For the announced Enviva wood pellet mill in Epes, Alabama, the company could potentially get an advanced manufacturing equipment tax credit of $110 million, or 30 percent of a project that the company has said could cost $375 million, according to Advocates in Alabama have questioned that proposed plant’s climate and community benefits.

“I don’t know what seems less advanced than burning wood,” said Heather Hillaker, a North Carolina-based staff attorney with the Southern Environmental Law Center, a nonprofit environmental law firm, referring to the advanced manufacturing production credit.

Enviva had been teetering on the edge of bankruptcy, its stock having fallen from a high of $51 in January to less than a dollar for the last month, with company officials blaming unfavorable wood pellet pricing, problems at a plant in Virginia, higher interest expenses and other factors.

Hilliker said it was unclear how the company’s financial condition could affect Treasury’s decision—expected by the end of March—on whether Enviva will be among the companies getting the tax break, though she said she does not believe manufacturing wood pellets to ship overseas to burn should even qualify. The company’s bankruptcy filing, she said, “demonstrates what we have argued for years—the biomass energy industry is not financially viable.”

Also, pellet mills across North Carolina and the South are often located near Black and low-income communities, where the pollution has become a significant environmental justice concern, Hillaker said, adding that Treasury officials are supposed to factor such concerns into their decision-making.

Enviva did respond to a request for comment.

“We look forward to emerging from this (bankruptcy) process as a stronger company with a solid financial foundation and better positioned to be a leader in the future growth of the wood-based biomass industry,” said Glenn Nunziata, interim chief executive officer of the company, in a press release.

Earlier this month, Reps.
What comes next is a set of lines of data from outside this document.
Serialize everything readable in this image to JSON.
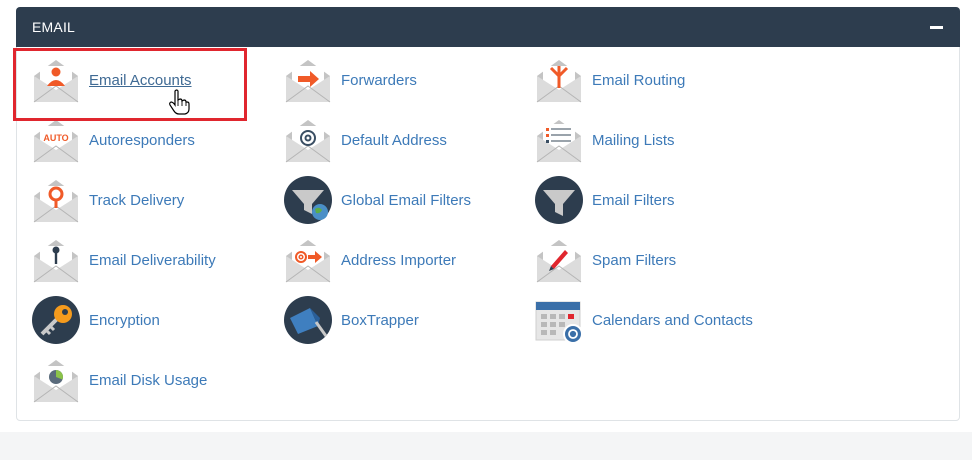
{
  "panel": {
    "title": "EMAIL"
  },
  "items": [
    {
      "label": "Email Accounts",
      "icon": "envelope-user-icon"
    },
    {
      "label": "Forwarders",
      "icon": "envelope-arrow-icon"
    },
    {
      "label": "Email Routing",
      "icon": "envelope-routing-icon"
    },
    {
      "label": "Autoresponders",
      "icon": "envelope-auto-icon"
    },
    {
      "label": "Default Address",
      "icon": "envelope-at-icon"
    },
    {
      "label": "Mailing Lists",
      "icon": "envelope-list-icon"
    },
    {
      "label": "Track Delivery",
      "icon": "envelope-pin-icon"
    },
    {
      "label": "Global Email Filters",
      "icon": "funnel-globe-icon"
    },
    {
      "label": "Email Filters",
      "icon": "funnel-icon"
    },
    {
      "label": "Email Deliverability",
      "icon": "envelope-key-icon"
    },
    {
      "label": "Address Importer",
      "icon": "envelope-at-arrow-icon"
    },
    {
      "label": "Spam Filters",
      "icon": "envelope-pen-icon"
    },
    {
      "label": "Encryption",
      "icon": "key-icon"
    },
    {
      "label": "BoxTrapper",
      "icon": "boxtrapper-icon"
    },
    {
      "label": "Calendars and Contacts",
      "icon": "calendar-at-icon"
    },
    {
      "label": "Email Disk Usage",
      "icon": "envelope-pie-icon"
    }
  ],
  "active_item": "Email Accounts",
  "auto_badge_text": "AUTO",
  "colors": {
    "header": "#2d3d4e",
    "link": "#3d7ab8",
    "accent": "#f05a28",
    "highlight": "#e0262e"
  }
}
Don Beyer (D-Va), Ro Khanna (D-Ca), Alma S. Adams (D-NC), Valerie Foushee (D-NC), Raúl Grijalva (D-Az) and Barbara Lee (D-Ca) sent a letter to Energy Secretary Jennifer Granholm and IRS Commissioner Daniel Werfel objecting to what they called the “carbon-intensive, industrial-scale wood pellet bioenergy producers” seeking the IRA tax break.

“Industrial-scale wood bioenergy producers—which operate wood pellet mills in the U.S. Southeast and then export pellets to biomass power plants in Europe and Asia—do not meet our climate goals,” the lawmakers wrote.

To energy expert David Schlissel, director of resource planning analysis with IEEFA, the unprecedented climate investments found in the IRA also bring a large measure of unpredictability, as illustrated by all the questions surrounding the law’s potential impact on the country’s forests.

“Welcome to the world of gigantic subsidies, and to the same world of great uncertainty about whether the subsidies are going to mean meaningful reductions in carbon dioxide emissions,” said Schlissel. “I am very cynical about this whole process.”

Source: How Clean Energy Tax Breaks Could Fuel a US Wood Burning Boom - Inside Climate News